Work instruction:
Could you retype all of the records exactly, leaving out every picture?

Provided entries:

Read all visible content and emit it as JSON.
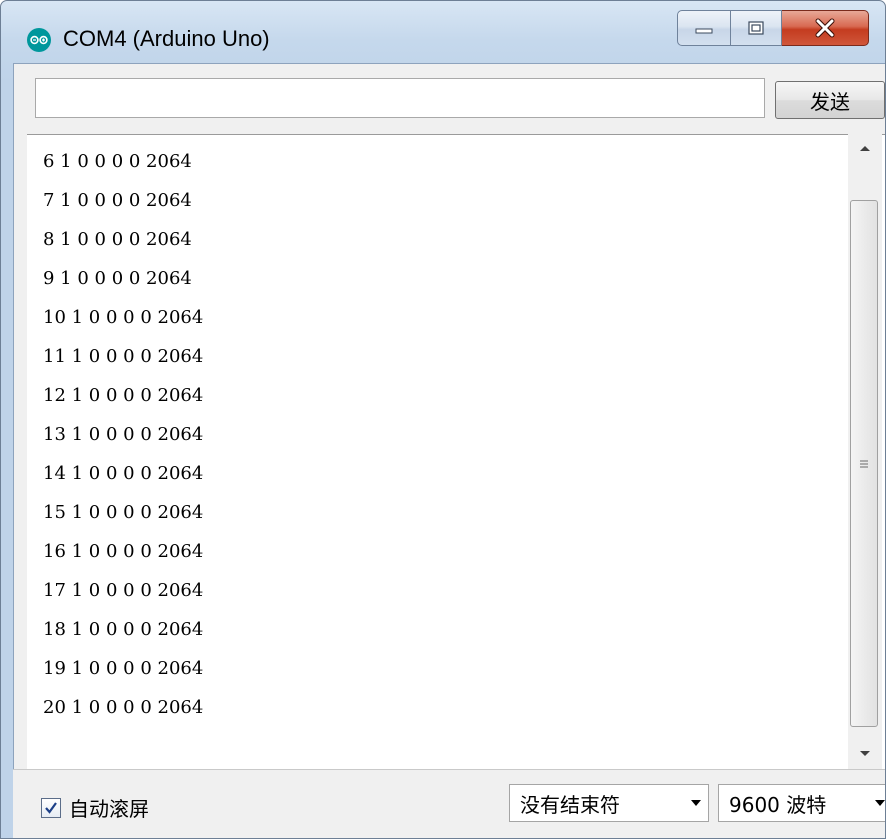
{
  "window": {
    "title": "COM4 (Arduino Uno)",
    "icon": "arduino-logo-icon",
    "buttons": {
      "minimize": "minimize-icon",
      "maximize": "maximize-icon",
      "close": "close-icon"
    }
  },
  "send_bar": {
    "input_value": "",
    "send_label": "发送"
  },
  "serial_output": {
    "lines": [
      "6 1 0 0 0 0 2064",
      "7 1 0 0 0 0 2064",
      "8 1 0 0 0 0 2064",
      "9 1 0 0 0 0 2064",
      "10 1 0 0 0 0 2064",
      "11 1 0 0 0 0 2064",
      "12 1 0 0 0 0 2064",
      "13 1 0 0 0 0 2064",
      "14 1 0 0 0 0 2064",
      "15 1 0 0 0 0 2064",
      "16 1 0 0 0 0 2064",
      "17 1 0 0 0 0 2064",
      "18 1 0 0 0 0 2064",
      "19 1 0 0 0 0 2064",
      "20 1 0 0 0 0 2064"
    ]
  },
  "bottom_bar": {
    "autoscroll_label": "自动滚屏",
    "autoscroll_checked": true,
    "line_ending": "没有结束符",
    "baud_rate": "9600 波特"
  },
  "colors": {
    "arduino_teal": "#00979c",
    "close_red": "#c43c20",
    "title_bar": "#c5d8ec"
  }
}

Solution for this task:
Read all visible content and emit it as JSON.
{
  "window": {
    "title": "COM4 (Arduino Uno)",
    "icon": "arduino-logo-icon",
    "buttons": {
      "minimize": "minimize-icon",
      "maximize": "maximize-icon",
      "close": "close-icon"
    }
  },
  "send_bar": {
    "input_value": "",
    "send_label": "发送"
  },
  "serial_output": {
    "lines": [
      "6 1 0 0 0 0 2064",
      "7 1 0 0 0 0 2064",
      "8 1 0 0 0 0 2064",
      "9 1 0 0 0 0 2064",
      "10 1 0 0 0 0 2064",
      "11 1 0 0 0 0 2064",
      "12 1 0 0 0 0 2064",
      "13 1 0 0 0 0 2064",
      "14 1 0 0 0 0 2064",
      "15 1 0 0 0 0 2064",
      "16 1 0 0 0 0 2064",
      "17 1 0 0 0 0 2064",
      "18 1 0 0 0 0 2064",
      "19 1 0 0 0 0 2064",
      "20 1 0 0 0 0 2064"
    ]
  },
  "bottom_bar": {
    "autoscroll_label": "自动滚屏",
    "autoscroll_checked": true,
    "line_ending": "没有结束符",
    "baud_rate": "9600 波特"
  },
  "colors": {
    "arduino_teal": "#00979c",
    "close_red": "#c43c20",
    "title_bar": "#c5d8ec"
  }
}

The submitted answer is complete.